*** Opening Records shown ***
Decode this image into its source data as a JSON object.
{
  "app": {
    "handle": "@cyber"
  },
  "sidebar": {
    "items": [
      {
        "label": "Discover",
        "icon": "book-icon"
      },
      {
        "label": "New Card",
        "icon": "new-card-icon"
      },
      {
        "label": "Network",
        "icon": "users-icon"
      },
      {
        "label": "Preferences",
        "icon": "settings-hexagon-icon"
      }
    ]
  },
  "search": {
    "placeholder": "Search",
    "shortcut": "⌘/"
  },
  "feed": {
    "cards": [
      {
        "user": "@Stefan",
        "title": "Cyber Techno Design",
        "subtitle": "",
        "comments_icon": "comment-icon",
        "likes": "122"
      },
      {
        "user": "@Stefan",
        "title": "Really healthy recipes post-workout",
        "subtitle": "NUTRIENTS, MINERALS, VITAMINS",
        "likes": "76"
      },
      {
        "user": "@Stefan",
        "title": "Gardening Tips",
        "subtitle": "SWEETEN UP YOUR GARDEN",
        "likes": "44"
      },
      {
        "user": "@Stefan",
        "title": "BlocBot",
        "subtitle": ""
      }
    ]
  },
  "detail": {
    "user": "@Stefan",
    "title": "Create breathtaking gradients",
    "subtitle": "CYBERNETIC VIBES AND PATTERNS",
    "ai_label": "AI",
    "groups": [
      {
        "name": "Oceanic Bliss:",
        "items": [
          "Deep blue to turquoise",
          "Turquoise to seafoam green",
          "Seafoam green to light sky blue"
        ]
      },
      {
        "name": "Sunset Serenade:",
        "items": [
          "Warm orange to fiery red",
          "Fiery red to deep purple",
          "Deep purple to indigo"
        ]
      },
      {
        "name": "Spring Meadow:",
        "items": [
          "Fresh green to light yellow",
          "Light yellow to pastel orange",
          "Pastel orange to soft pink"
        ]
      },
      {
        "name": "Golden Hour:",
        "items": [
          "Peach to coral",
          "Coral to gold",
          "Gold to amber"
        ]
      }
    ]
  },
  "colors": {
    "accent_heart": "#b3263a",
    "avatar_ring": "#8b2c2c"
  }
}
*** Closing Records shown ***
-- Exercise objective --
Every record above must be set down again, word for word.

-- Answer box --
Decode this image into its source data as a JSON object.
{
  "app": {
    "handle": "@cyber"
  },
  "sidebar": {
    "items": [
      {
        "label": "Discover",
        "icon": "book-icon"
      },
      {
        "label": "New Card",
        "icon": "new-card-icon"
      },
      {
        "label": "Network",
        "icon": "users-icon"
      },
      {
        "label": "Preferences",
        "icon": "settings-hexagon-icon"
      }
    ]
  },
  "search": {
    "placeholder": "Search",
    "shortcut": "⌘/"
  },
  "feed": {
    "cards": [
      {
        "user": "@Stefan",
        "title": "Cyber Techno Design",
        "subtitle": "",
        "comments_icon": "comment-icon",
        "likes": "122"
      },
      {
        "user": "@Stefan",
        "title": "Really healthy recipes post-workout",
        "subtitle": "NUTRIENTS, MINERALS, VITAMINS",
        "likes": "76"
      },
      {
        "user": "@Stefan",
        "title": "Gardening Tips",
        "subtitle": "SWEETEN UP YOUR GARDEN",
        "likes": "44"
      },
      {
        "user": "@Stefan",
        "title": "BlocBot",
        "subtitle": ""
      }
    ]
  },
  "detail": {
    "user": "@Stefan",
    "title": "Create breathtaking gradients",
    "subtitle": "CYBERNETIC VIBES AND PATTERNS",
    "ai_label": "AI",
    "groups": [
      {
        "name": "Oceanic Bliss:",
        "items": [
          "Deep blue to turquoise",
          "Turquoise to seafoam green",
          "Seafoam green to light sky blue"
        ]
      },
      {
        "name": "Sunset Serenade:",
        "items": [
          "Warm orange to fiery red",
          "Fiery red to deep purple",
          "Deep purple to indigo"
        ]
      },
      {
        "name": "Spring Meadow:",
        "items": [
          "Fresh green to light yellow",
          "Light yellow to pastel orange",
          "Pastel orange to soft pink"
        ]
      },
      {
        "name": "Golden Hour:",
        "items": [
          "Peach to coral",
          "Coral to gold",
          "Gold to amber"
        ]
      }
    ]
  },
  "colors": {
    "accent_heart": "#b3263a",
    "avatar_ring": "#8b2c2c"
  }
}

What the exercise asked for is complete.